Work to be completed = Copy out the listing exactly.

Data records =
⟨
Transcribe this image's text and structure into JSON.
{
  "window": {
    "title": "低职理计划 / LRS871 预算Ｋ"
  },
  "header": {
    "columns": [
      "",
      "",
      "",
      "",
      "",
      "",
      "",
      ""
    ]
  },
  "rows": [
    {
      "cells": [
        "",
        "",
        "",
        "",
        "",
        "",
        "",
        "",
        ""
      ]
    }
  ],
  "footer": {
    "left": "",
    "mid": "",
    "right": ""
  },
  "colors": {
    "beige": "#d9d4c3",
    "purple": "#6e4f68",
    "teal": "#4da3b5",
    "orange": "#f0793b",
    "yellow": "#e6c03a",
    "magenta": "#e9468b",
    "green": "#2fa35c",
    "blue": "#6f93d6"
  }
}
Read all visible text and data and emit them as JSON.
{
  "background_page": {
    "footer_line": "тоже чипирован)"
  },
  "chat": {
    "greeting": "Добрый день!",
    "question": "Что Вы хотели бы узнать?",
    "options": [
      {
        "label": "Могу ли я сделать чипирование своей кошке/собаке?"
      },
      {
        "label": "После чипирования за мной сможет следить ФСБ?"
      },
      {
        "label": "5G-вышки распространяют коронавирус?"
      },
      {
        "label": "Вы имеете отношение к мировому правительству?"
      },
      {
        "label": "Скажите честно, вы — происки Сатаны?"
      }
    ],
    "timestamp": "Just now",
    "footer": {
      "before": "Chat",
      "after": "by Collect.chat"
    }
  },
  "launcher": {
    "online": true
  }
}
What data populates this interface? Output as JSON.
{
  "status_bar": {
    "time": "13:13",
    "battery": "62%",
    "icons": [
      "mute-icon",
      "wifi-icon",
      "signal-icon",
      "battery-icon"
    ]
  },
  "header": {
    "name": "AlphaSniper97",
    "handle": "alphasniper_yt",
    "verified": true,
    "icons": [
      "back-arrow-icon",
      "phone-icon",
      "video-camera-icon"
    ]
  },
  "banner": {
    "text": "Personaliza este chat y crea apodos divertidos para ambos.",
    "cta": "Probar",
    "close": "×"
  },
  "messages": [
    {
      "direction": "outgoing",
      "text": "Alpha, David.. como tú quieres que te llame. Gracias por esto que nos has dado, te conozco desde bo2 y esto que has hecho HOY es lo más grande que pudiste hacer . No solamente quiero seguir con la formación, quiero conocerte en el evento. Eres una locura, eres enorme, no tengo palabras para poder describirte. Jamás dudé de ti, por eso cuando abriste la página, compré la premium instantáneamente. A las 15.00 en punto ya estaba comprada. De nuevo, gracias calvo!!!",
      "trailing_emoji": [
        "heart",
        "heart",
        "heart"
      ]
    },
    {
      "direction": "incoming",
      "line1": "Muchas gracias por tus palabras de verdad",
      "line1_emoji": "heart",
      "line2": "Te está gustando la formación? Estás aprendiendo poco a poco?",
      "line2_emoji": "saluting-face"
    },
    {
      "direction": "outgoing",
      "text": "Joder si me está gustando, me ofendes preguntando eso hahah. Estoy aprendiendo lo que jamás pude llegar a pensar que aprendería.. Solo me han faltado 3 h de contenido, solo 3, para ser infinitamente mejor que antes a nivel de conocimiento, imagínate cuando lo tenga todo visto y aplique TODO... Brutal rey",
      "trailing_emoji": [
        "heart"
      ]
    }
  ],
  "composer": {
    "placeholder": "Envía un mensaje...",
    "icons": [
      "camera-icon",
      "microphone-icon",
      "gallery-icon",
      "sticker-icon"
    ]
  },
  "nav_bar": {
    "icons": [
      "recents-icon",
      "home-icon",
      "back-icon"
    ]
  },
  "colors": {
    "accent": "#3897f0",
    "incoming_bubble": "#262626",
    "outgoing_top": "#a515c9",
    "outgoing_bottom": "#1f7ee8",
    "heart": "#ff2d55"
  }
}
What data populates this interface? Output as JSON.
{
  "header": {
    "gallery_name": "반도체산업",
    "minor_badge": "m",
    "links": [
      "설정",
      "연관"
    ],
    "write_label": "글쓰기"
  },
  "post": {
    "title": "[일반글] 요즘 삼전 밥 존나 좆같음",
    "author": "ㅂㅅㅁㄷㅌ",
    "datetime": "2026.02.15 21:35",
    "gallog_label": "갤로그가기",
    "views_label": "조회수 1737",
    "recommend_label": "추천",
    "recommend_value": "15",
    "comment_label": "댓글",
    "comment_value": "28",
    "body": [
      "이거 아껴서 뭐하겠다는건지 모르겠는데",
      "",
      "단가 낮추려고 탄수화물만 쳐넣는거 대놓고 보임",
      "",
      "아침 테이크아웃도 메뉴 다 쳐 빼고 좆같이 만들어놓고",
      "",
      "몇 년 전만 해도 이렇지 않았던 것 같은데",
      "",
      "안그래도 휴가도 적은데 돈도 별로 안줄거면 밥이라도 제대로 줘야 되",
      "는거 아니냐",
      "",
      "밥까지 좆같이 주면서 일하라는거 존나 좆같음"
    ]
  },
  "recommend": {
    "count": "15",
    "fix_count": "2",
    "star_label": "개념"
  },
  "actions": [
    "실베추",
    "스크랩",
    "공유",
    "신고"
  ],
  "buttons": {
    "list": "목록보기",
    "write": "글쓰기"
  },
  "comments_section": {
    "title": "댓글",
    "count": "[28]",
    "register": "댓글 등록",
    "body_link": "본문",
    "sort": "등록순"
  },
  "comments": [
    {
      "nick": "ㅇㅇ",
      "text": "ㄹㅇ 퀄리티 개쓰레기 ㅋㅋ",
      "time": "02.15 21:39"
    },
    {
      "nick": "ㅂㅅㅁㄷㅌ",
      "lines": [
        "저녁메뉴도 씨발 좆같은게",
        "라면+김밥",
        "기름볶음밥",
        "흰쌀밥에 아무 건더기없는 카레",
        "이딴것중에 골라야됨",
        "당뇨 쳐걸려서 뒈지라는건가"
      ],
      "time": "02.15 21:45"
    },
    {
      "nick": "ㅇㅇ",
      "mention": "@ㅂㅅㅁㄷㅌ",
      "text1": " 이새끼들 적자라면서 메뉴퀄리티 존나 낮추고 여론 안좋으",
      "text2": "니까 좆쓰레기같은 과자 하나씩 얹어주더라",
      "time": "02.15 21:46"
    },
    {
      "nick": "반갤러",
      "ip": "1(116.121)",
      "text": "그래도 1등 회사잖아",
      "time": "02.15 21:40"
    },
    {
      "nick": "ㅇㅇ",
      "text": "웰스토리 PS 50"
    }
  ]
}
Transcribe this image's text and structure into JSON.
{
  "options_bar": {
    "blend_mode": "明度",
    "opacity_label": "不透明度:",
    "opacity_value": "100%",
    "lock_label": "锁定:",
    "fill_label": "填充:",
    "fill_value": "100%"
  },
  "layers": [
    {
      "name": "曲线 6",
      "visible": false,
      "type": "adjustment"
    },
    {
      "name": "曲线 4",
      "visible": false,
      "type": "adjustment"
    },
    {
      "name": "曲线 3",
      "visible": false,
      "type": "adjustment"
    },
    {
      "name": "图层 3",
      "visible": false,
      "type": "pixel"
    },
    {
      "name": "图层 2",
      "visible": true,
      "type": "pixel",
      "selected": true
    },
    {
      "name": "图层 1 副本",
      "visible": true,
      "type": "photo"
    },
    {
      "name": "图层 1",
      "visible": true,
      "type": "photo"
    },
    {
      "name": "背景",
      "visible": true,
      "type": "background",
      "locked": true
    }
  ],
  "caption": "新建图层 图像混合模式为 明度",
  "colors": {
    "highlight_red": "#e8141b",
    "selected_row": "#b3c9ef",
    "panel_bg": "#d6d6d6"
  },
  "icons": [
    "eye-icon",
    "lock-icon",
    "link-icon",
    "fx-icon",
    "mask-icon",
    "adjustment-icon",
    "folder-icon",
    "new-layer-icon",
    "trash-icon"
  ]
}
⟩
Answer section =
Transcribe this image's text and structure into JSON.
{
  "window": {
    "title": "低职理计划 / LRS871 预算Ｋ"
  },
  "header": {
    "columns": [
      "",
      "",
      "",
      "",
      "",
      "",
      "",
      ""
    ]
  },
  "rows": [
    {
      "cells": [
        "",
        "",
        "",
        "",
        "",
        "",
        "",
        "",
        ""
      ]
    }
  ],
  "footer": {
    "left": "",
    "mid": "",
    "right": ""
  },
  "colors": {
    "beige": "#d9d4c3",
    "purple": "#6e4f68",
    "teal": "#4da3b5",
    "orange": "#f0793b",
    "yellow": "#e6c03a",
    "magenta": "#e9468b",
    "green": "#2fa35c",
    "blue": "#6f93d6"
  }
}
Read all visible text and data and emit them as JSON.
{
  "background_page": {
    "footer_line": "тоже чипирован)"
  },
  "chat": {
    "greeting": "Добрый день!",
    "question": "Что Вы хотели бы узнать?",
    "options": [
      {
        "label": "Могу ли я сделать чипирование своей кошке/собаке?"
      },
      {
        "label": "После чипирования за мной сможет следить ФСБ?"
      },
      {
        "label": "5G-вышки распространяют коронавирус?"
      },
      {
        "label": "Вы имеете отношение к мировому правительству?"
      },
      {
        "label": "Скажите честно, вы — происки Сатаны?"
      }
    ],
    "timestamp": "Just now",
    "footer": {
      "before": "Chat",
      "after": "by Collect.chat"
    }
  },
  "launcher": {
    "online": true
  }
}
What data populates this interface? Output as JSON.
{
  "status_bar": {
    "time": "13:13",
    "battery": "62%",
    "icons": [
      "mute-icon",
      "wifi-icon",
      "signal-icon",
      "battery-icon"
    ]
  },
  "header": {
    "name": "AlphaSniper97",
    "handle": "alphasniper_yt",
    "verified": true,
    "icons": [
      "back-arrow-icon",
      "phone-icon",
      "video-camera-icon"
    ]
  },
  "banner": {
    "text": "Personaliza este chat y crea apodos divertidos para ambos.",
    "cta": "Probar",
    "close": "×"
  },
  "messages": [
    {
      "direction": "outgoing",
      "text": "Alpha, David.. como tú quieres que te llame. Gracias por esto que nos has dado, te conozco desde bo2 y esto que has hecho HOY es lo más grande que pudiste hacer . No solamente quiero seguir con la formación, quiero conocerte en el evento. Eres una locura, eres enorme, no tengo palabras para poder describirte. Jamás dudé de ti, por eso cuando abriste la página, compré la premium instantáneamente. A las 15.00 en punto ya estaba comprada. De nuevo, gracias calvo!!!",
      "trailing_emoji": [
        "heart",
        "heart",
        "heart"
      ]
    },
    {
      "direction": "incoming",
      "line1": "Muchas gracias por tus palabras de verdad",
      "line1_emoji": "heart",
      "line2": "Te está gustando la formación? Estás aprendiendo poco a poco?",
      "line2_emoji": "saluting-face"
    },
    {
      "direction": "outgoing",
      "text": "Joder si me está gustando, me ofendes preguntando eso hahah. Estoy aprendiendo lo que jamás pude llegar a pensar que aprendería.. Solo me han faltado 3 h de contenido, solo 3, para ser infinitamente mejor que antes a nivel de conocimiento, imagínate cuando lo tenga todo visto y aplique TODO... Brutal rey",
      "trailing_emoji": [
        "heart"
      ]
    }
  ],
  "composer": {
    "placeholder": "Envía un mensaje...",
    "icons": [
      "camera-icon",
      "microphone-icon",
      "gallery-icon",
      "sticker-icon"
    ]
  },
  "nav_bar": {
    "icons": [
      "recents-icon",
      "home-icon",
      "back-icon"
    ]
  },
  "colors": {
    "accent": "#3897f0",
    "incoming_bubble": "#262626",
    "outgoing_top": "#a515c9",
    "outgoing_bottom": "#1f7ee8",
    "heart": "#ff2d55"
  }
}
What data populates this interface? Output as JSON.
{
  "header": {
    "gallery_name": "반도체산업",
    "minor_badge": "m",
    "links": [
      "설정",
      "연관"
    ],
    "write_label": "글쓰기"
  },
  "post": {
    "title": "[일반글] 요즘 삼전 밥 존나 좆같음",
    "author": "ㅂㅅㅁㄷㅌ",
    "datetime": "2026.02.15 21:35",
    "gallog_label": "갤로그가기",
    "views_label": "조회수 1737",
    "recommend_label": "추천",
    "recommend_value": "15",
    "comment_label": "댓글",
    "comment_value": "28",
    "body": [
      "이거 아껴서 뭐하겠다는건지 모르겠는데",
      "",
      "단가 낮추려고 탄수화물만 쳐넣는거 대놓고 보임",
      "",
      "아침 테이크아웃도 메뉴 다 쳐 빼고 좆같이 만들어놓고",
      "",
      "몇 년 전만 해도 이렇지 않았던 것 같은데",
      "",
      "안그래도 휴가도 적은데 돈도 별로 안줄거면 밥이라도 제대로 줘야 되",
      "는거 아니냐",
      "",
      "밥까지 좆같이 주면서 일하라는거 존나 좆같음"
    ]
  },
  "recommend": {
    "count": "15",
    "fix_count": "2",
    "star_label": "개념"
  },
  "actions": [
    "실베추",
    "스크랩",
    "공유",
    "신고"
  ],
  "buttons": {
    "list": "목록보기",
    "write": "글쓰기"
  },
  "comments_section": {
    "title": "댓글",
    "count": "[28]",
    "register": "댓글 등록",
    "body_link": "본문",
    "sort": "등록순"
  },
  "comments": [
    {
      "nick": "ㅇㅇ",
      "text": "ㄹㅇ 퀄리티 개쓰레기 ㅋㅋ",
      "time": "02.15 21:39"
    },
    {
      "nick": "ㅂㅅㅁㄷㅌ",
      "lines": [
        "저녁메뉴도 씨발 좆같은게",
        "라면+김밥",
        "기름볶음밥",
        "흰쌀밥에 아무 건더기없는 카레",
        "이딴것중에 골라야됨",
        "당뇨 쳐걸려서 뒈지라는건가"
      ],
      "time": "02.15 21:45"
    },
    {
      "nick": "ㅇㅇ",
      "mention": "@ㅂㅅㅁㄷㅌ",
      "text1": " 이새끼들 적자라면서 메뉴퀄리티 존나 낮추고 여론 안좋으",
      "text2": "니까 좆쓰레기같은 과자 하나씩 얹어주더라",
      "time": "02.15 21:46"
    },
    {
      "nick": "반갤러",
      "ip": "1(116.121)",
      "text": "그래도 1등 회사잖아",
      "time": "02.15 21:40"
    },
    {
      "nick": "ㅇㅇ",
      "text": "웰스토리 PS 50"
    }
  ]
}
Transcribe this image's text and structure into JSON.
{
  "options_bar": {
    "blend_mode": "明度",
    "opacity_label": "不透明度:",
    "opacity_value": "100%",
    "lock_label": "锁定:",
    "fill_label": "填充:",
    "fill_value": "100%"
  },
  "layers": [
    {
      "name": "曲线 6",
      "visible": false,
      "type": "adjustment"
    },
    {
      "name": "曲线 4",
      "visible": false,
      "type": "adjustment"
    },
    {
      "name": "曲线 3",
      "visible": false,
      "type": "adjustment"
    },
    {
      "name": "图层 3",
      "visible": false,
      "type": "pixel"
    },
    {
      "name": "图层 2",
      "visible": true,
      "type": "pixel",
      "selected": true
    },
    {
      "name": "图层 1 副本",
      "visible": true,
      "type": "photo"
    },
    {
      "name": "图层 1",
      "visible": true,
      "type": "photo"
    },
    {
      "name": "背景",
      "visible": true,
      "type": "background",
      "locked": true
    }
  ],
  "caption": "新建图层 图像混合模式为 明度",
  "colors": {
    "highlight_red": "#e8141b",
    "selected_row": "#b3c9ef",
    "panel_bg": "#d6d6d6"
  },
  "icons": [
    "eye-icon",
    "lock-icon",
    "link-icon",
    "fx-icon",
    "mask-icon",
    "adjustment-icon",
    "folder-icon",
    "new-layer-icon",
    "trash-icon"
  ]
}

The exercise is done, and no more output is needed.